TASK PROMPT. Copy out the entries that follow, exactly as written.

Dataset rows for apps and sites
-- Opening Marker --
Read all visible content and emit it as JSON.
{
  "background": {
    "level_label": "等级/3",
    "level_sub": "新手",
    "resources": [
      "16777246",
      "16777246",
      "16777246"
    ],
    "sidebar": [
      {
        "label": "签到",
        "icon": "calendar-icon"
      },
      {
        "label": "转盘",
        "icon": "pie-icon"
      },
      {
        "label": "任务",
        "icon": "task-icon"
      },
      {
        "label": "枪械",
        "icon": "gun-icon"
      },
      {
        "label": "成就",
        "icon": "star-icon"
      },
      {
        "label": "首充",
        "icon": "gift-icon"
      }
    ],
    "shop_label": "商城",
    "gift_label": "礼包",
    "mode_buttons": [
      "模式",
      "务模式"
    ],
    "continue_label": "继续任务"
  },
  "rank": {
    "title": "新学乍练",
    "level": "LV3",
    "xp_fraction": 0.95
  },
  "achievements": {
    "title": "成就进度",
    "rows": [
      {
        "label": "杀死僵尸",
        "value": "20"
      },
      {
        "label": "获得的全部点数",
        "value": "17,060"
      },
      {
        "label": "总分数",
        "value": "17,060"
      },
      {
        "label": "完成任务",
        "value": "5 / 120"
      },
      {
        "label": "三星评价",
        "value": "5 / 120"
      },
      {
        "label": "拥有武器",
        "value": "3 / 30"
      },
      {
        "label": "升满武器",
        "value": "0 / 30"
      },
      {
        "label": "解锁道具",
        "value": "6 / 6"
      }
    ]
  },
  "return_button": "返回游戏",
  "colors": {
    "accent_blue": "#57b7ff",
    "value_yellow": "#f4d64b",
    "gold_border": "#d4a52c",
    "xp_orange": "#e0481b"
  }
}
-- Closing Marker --
YOUR RESPONSE.
Read all visible content and emit it as JSON.
{
  "background": {
    "level_label": "等级/3",
    "level_sub": "新手",
    "resources": [
      "16777246",
      "16777246",
      "16777246"
    ],
    "sidebar": [
      {
        "label": "签到",
        "icon": "calendar-icon"
      },
      {
        "label": "转盘",
        "icon": "pie-icon"
      },
      {
        "label": "任务",
        "icon": "task-icon"
      },
      {
        "label": "枪械",
        "icon": "gun-icon"
      },
      {
        "label": "成就",
        "icon": "star-icon"
      },
      {
        "label": "首充",
        "icon": "gift-icon"
      }
    ],
    "shop_label": "商城",
    "gift_label": "礼包",
    "mode_buttons": [
      "模式",
      "务模式"
    ],
    "continue_label": "继续任务"
  },
  "rank": {
    "title": "新学乍练",
    "level": "LV3",
    "xp_fraction": 0.95
  },
  "achievements": {
    "title": "成就进度",
    "rows": [
      {
        "label": "杀死僵尸",
        "value": "20"
      },
      {
        "label": "获得的全部点数",
        "value": "17,060"
      },
      {
        "label": "总分数",
        "value": "17,060"
      },
      {
        "label": "完成任务",
        "value": "5 / 120"
      },
      {
        "label": "三星评价",
        "value": "5 / 120"
      },
      {
        "label": "拥有武器",
        "value": "3 / 30"
      },
      {
        "label": "升满武器",
        "value": "0 / 30"
      },
      {
        "label": "解锁道具",
        "value": "6 / 6"
      }
    ]
  },
  "return_button": "返回游戏",
  "colors": {
    "accent_blue": "#57b7ff",
    "value_yellow": "#f4d64b",
    "gold_border": "#d4a52c",
    "xp_orange": "#e0481b"
  }
}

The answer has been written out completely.